The expected response is a copy of every line in the entries below that includes the word "JSON".
Start of Block
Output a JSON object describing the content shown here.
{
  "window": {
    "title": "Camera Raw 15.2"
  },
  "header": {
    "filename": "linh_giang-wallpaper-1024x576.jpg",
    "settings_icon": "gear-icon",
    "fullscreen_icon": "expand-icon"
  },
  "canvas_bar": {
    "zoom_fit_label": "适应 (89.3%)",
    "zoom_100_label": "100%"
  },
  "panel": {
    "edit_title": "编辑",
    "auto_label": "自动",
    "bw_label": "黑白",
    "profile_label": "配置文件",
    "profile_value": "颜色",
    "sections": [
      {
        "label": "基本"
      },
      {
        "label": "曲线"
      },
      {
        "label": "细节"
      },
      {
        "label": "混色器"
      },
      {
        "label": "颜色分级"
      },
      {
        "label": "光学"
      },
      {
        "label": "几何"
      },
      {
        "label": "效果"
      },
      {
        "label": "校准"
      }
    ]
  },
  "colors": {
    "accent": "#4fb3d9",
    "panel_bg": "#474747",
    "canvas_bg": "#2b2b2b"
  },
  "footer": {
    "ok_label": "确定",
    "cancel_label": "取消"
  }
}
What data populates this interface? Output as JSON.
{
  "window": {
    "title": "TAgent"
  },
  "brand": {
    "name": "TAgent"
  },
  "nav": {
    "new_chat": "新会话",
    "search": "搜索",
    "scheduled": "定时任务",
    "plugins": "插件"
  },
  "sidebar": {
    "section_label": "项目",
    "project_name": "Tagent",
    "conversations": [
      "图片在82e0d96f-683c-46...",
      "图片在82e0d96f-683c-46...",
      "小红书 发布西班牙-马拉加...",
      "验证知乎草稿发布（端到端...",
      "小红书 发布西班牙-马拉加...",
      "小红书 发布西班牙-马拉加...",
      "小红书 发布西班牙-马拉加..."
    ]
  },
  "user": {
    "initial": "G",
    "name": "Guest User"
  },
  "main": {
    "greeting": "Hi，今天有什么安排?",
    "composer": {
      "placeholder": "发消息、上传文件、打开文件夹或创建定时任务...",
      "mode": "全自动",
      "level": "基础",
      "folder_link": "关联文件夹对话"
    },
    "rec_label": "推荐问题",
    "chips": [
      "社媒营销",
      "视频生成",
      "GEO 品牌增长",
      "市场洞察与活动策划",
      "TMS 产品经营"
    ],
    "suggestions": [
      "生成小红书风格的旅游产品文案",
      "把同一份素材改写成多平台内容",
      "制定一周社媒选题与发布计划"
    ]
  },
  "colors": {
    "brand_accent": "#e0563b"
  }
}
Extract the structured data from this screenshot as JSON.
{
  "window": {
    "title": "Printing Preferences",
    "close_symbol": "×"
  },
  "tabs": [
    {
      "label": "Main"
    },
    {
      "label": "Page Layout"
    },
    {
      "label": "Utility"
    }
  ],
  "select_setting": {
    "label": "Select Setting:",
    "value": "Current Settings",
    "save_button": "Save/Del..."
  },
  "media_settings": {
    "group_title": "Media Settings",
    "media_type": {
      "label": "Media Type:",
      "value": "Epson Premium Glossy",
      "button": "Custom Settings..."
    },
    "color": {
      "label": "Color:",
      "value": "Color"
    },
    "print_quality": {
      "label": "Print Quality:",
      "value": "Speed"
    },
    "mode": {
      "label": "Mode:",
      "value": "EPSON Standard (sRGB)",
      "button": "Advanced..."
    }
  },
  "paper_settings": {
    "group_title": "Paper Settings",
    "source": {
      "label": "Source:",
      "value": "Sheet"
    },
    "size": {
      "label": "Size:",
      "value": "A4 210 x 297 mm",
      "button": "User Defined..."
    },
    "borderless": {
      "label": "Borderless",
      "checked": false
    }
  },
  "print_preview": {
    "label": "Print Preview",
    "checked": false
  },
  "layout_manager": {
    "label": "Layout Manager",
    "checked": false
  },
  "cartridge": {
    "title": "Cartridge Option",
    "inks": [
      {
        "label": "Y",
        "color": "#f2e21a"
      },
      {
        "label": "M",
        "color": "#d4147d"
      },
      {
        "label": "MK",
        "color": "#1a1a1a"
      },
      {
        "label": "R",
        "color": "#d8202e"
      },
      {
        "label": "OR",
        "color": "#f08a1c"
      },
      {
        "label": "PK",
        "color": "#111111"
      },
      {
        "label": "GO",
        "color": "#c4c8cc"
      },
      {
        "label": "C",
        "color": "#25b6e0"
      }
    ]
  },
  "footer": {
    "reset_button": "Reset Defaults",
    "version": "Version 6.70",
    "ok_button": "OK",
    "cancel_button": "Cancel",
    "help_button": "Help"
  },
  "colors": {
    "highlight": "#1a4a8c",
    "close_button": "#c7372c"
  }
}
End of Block
SOLUTION >>
Output a JSON object describing the content shown here.
What data populates this interface? Output as JSON.
Extract the structured data from this screenshot as JSON.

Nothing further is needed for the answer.